Determine how many lines in the listing contain the string "partitions". Only that number goes in the answer.

## Recorded data
- - -

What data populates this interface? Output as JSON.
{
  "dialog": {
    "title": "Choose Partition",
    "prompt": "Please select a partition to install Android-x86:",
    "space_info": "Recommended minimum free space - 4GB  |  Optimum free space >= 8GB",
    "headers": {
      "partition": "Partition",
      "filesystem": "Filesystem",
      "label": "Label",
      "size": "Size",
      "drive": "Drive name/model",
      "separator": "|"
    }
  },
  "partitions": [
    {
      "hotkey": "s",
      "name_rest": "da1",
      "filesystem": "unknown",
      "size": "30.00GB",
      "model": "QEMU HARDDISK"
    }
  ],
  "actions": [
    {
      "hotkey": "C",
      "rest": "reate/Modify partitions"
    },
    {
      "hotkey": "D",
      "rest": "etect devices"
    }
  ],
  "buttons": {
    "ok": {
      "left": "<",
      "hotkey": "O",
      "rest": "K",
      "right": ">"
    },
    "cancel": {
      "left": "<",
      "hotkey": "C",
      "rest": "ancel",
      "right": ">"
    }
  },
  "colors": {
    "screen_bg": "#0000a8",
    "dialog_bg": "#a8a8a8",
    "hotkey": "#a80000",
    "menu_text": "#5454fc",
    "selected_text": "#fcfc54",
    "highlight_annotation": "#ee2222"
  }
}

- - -

## Your response
2